Arctigenin Inhibits Glioblastoma Proliferation through the AKT/mTOR Pathway and Induces Autophagy.
Biomed Res Int. 2020 ;2020:3542613. Epub 2020 Sep 15. PMID: 33015162
Purpose: Arctigenin (ARG) is a natural lignan compound extracted from Arctium lappa and has displayed anticancer function and therapeutic effect in a variety of cancers. Arctigenin is mainly from Arctium lappa extract. It has been shown to induce autophagy in various cancers. However, as for whether arctigenin induces autophagy in gliomas or not, the specific mechanism is still worth exploring.
Methods: Using CCK8, the monoclonal experiment was made to detect the proliferation ability. The scratch experiment and the transwell experiment were applied to the migration and invasion ability. PI/RNase and FITC-conjugated anti-annexin V were used to detect the cell cycle and apoptosis. Western blotting was used to determine the specified protein level, and constructed LC3B-GFP plasmid was used for analysis of autophagy.
Results: Our research showed that ARG inhibited the growth and proliferation and invasion and migration of glioma cells in a dose-dependent manner (U87MG and T98G) and arrested the cell cycle and induced apoptosis. Interestingly, ARG induced autophagy in a dose-dependent manner. We applied Western blotting to measure the increase in the key autophagy protein LC3B, as well as some other autophagy-related proteins (increase in Beclin-1 and decrease in P62). In order to further explore the mechanism that ARG passed initiating autophagy to inhibit cell growth, we further found by Western blotting that AKT and mTOR phosphorylation proteins (P-AKT, P-mTOR) were reduced after ARG treatment, and we used AKT agonists to rescue, and the phosphorylated proteins of AKT and mTOR increased, and we found that the autophagy-related proteins were also reversed. And interestingly, the protein of apoptosis was also reversed along with autophagy.

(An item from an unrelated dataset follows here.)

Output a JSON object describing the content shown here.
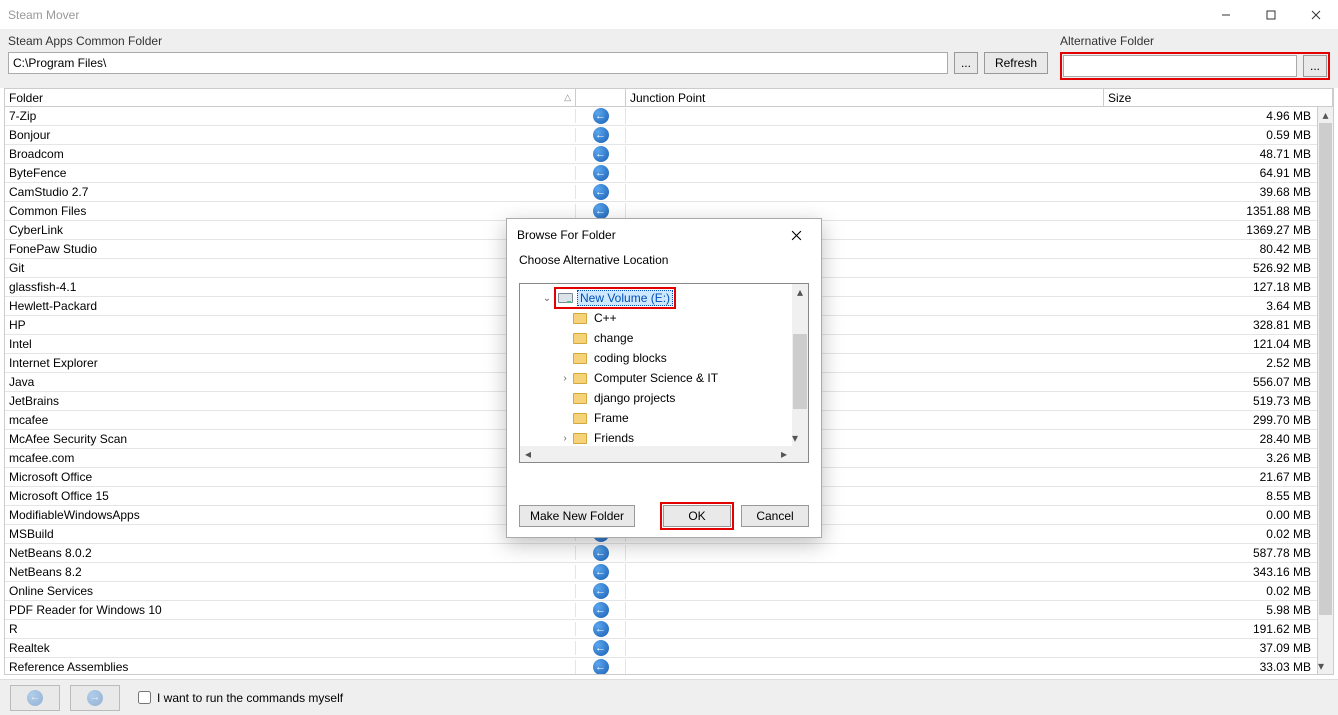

Conclusions: We thought ARG inhibited the proliferation of glioma cells by inducing autophagy and apoptosis through the AKT/mTOR pathway.